The least helpful, least insightful, most pathetic debate commentary came from Mark Dice:

Mark Dice @MarkDice
Both of these men think they are God. #Debates #Illuminati #SatanicScumbags

Just end it, man. You just aren’t cut out for…anything.

That’s all. Last week I was at the Paradigm Symposium on behalf of Skeptical Inquirer, and I will be writing that up over the next week or so. It was a hell of a time. Stay tuned!


This Week in Conspiracy (23 Sept 2012)

September 23, 2012

A very brief conspiracy theory roundup this week. Man, between grading and procrastinating about grading, I have no time left!

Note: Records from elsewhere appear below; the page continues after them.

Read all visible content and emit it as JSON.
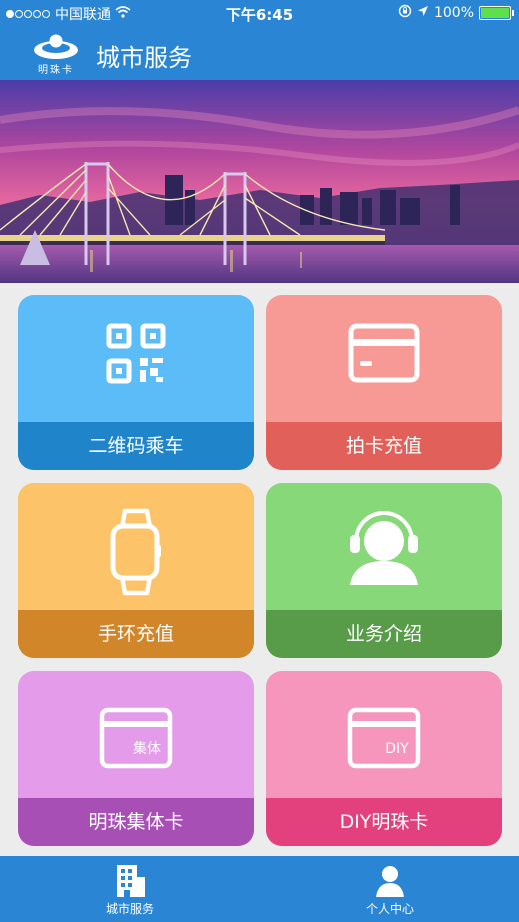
{
  "status": {
    "carrier": "中国联通",
    "time": "下午6:45",
    "battery": "100%"
  },
  "header": {
    "logo_text": "明珠卡",
    "title": "城市服务"
  },
  "banner": {
    "page_indicator": 1
  },
  "tiles": [
    {
      "label": "二维码乘车",
      "icon": "qr-code-icon",
      "color": "#5bbcf7",
      "bar": "#1f84c9"
    },
    {
      "label": "拍卡充值",
      "icon": "card-icon",
      "color": "#f79a96",
      "bar": "#e2605a"
    },
    {
      "label": "手环充值",
      "icon": "watch-icon",
      "color": "#fcc368",
      "bar": "#d1862a"
    },
    {
      "label": "业务介绍",
      "icon": "headset-person-icon",
      "color": "#86d878",
      "bar": "#589c49"
    },
    {
      "label": "明珠集体卡",
      "icon": "group-card-icon",
      "badge": "集体",
      "color": "#e39bea",
      "bar": "#a84fb6"
    },
    {
      "label": "DIY明珠卡",
      "icon": "diy-card-icon",
      "badge": "DIY",
      "color": "#f796bd",
      "bar": "#e3407e"
    }
  ],
  "tabbar": {
    "items": [
      {
        "label": "城市服务",
        "icon": "city-building-icon"
      },
      {
        "label": "个人中心",
        "icon": "person-icon"
      }
    ]
  }
}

Twit of the Week:

The week’s best tweet came from Kyle Hill:

Is Big Pharma paying me to say that they don’t pay me? Don’t be a shill for Big Conspiracy @vigroco

Conspiracy Theory of the Week:

There you go. As promised. One round-up. Sorry I couldn’t go into more detail, but next week, I’m sure, will be a regular edition.


The Dark Ages Conspiracy

February 1, 2011

Medievalists tend to go a bit twitchy when we hear the term “the Dark Ages.” Frankly, “Middle Ages” isn’t great either–a whole time period defined for eternity as “the boring bit between those two nifty eras, the Classical Age and the Renaissance.” It’s as if it was just a centuries-long place holder between great flowerings of culture. The “Dark Ages” is worse still, suggesting that the whole period (whether the term is used to refer to the entire medieval period or only the early Middle Ages) was dreary, dreadful and intellectually and culturally bereft. Many medievalists avoid the term and prefer terms such as “the early Middle Ages” and “the High Middle Ages.” Fortunately, there is no middle Middle Ages.

As I have mentioned previously, I have been reading Holy Blood, Holy Grail. As a result, I have been almost entirely drained of the will to live. Occasionally, I will read a sentence which almost makes sense, but generally the authors snatch nonsense from the jaws of sense. A case in point: at the beginning of their discussion of the Merovingian dynasty, they note that this was “probably the most impenetrable period of what are now called the Dark Ages. But the Dark Ages, we discovered, had not been truly dark.” Aha! I thought, at least they have the sense to realize that characterizations of the early Middle Ages are unfair and inaccurate. “On the contrary,” they continue, “it quickly became apparent to us that somebody had deliberately obscured them” (234).

Wait, what? There was a conspiracy against the Dark Ages? I knew it! I’ll bet it was those filthy, stinking Renaissancers (and really, they were just as unwashed and smelly as medieval folk). Probably it was originally called the Bright, Shiny Happy Ages until those fops in ruffs showed up and “deliberately obscured them.” Oh, and by the way, the Black Death? Really just an outbreak of sniffles.